Probably, all these issues are playing a part in influencing to a greater or lesser degree, and, given our long delay, we should attack on all fronts. Several companies recently warned that the implementation of fast charging points is taking more than two years due to bureaucratic issues and the different requirements of administrations and distributors. The compulsory presence of charging points in non-residential car parks is not being complied with and the subsidies from the ‘Moves’ plan are reducing their incentive effect due to the delay in payment. In this sense, the recent limited tax deduction approved by the government is a good idea.

But probably on top of this we have a significant resistance to the shift towards electric mobility. It is understandable that a country that is a major producer of combustion vehicles feels vertigo and a certain rejection of change, but we have known for too many years now that this change is inevitable and that resistance to this adaptation may jeopardise precisely what we seek to defend, which is our industrial power in this sector.

We must be absolutely clear on this point. These electric vehicle market shares are already high enough to ensure that electric mobility will be the dominant technological standard in the world for decades to come. The hydrogen car has already lost this race, and the use of synthetic fuels for private vehicles is nothing more than a far-fetched idea in denial of the evidence. The Chinese understood this years ago, and that is why they are today the world’s leading electric vehicle manufacturers, have the largest factories, and threaten the traditional car industry in the rest of the world.

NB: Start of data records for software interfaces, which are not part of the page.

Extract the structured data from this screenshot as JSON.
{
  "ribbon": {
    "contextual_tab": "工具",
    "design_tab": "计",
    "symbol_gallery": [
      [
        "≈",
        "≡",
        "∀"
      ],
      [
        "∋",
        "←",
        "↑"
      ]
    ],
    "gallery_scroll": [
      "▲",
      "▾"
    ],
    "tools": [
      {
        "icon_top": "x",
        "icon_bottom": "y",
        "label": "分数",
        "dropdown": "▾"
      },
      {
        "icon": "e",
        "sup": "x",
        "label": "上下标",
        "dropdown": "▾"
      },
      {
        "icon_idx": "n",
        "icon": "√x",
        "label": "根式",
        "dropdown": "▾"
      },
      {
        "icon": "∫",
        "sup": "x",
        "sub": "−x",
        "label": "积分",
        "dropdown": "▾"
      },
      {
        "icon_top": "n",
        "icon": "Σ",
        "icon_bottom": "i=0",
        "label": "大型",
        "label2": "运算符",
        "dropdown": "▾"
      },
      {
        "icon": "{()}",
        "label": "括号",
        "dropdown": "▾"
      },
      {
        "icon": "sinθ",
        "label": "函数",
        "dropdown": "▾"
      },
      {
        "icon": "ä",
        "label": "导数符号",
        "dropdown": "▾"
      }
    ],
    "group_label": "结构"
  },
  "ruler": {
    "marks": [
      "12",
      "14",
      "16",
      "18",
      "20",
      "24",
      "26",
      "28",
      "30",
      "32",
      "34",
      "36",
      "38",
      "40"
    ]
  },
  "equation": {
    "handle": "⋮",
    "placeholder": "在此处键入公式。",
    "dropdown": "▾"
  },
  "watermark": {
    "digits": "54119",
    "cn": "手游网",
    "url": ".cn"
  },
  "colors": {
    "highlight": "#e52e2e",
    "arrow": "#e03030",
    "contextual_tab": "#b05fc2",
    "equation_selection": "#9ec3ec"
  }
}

Spain, the country of the sun, which is also the fifth largest wind-generated power producer in the world and a country hugely dependent on energy imports, should embrace this change for all the good it can bring. It will help the foment the penetration of renewables, improve our trade balance, clean the air in our cities, and help us meet our emissions reduction targets. Germany is doing this when it had reasons similar to ours for falling in such resistance, and, furthermore, it does not possess our opportunities for self-sufficiency in energy matters. 

An intelligent and efficient use of Next Generation funds through the PERTE for electric and connected vehicles, in addition to our aforementioned potential, are saving the industrial challenge of the transformation of the Spanish automotive industry for now. In fact, Renault itself will receive €3.4 million from this PERTE for the assembly of electric vehicle batteries in Valladolid and Palencia, which seems to indicate that 100% electric vehicles will be manufactured in the short term. But let’s not get complacent. Although there is likely to be a third PERTE for electric vehicles, the PERTE will not last a lifetime. Spain must reach the plug-in vehicle quotas of its neighbours to avoid doubts and suspicions about whether we are the ideal country to establish this industry. Because this is not just about saving factories and brands, it is also about attracting new players. The two dominant companies in the world of electric vehicles are Tesla and B&D, with a huge gap between them and the rest. Spain must also present itself as an ideal destination for companies like these, and it will only be able to do so fully if it embraces the electric future with determination.
Se puede leer el artículo original en español en Cinco Días

¿Qué te ha parecido el artículo?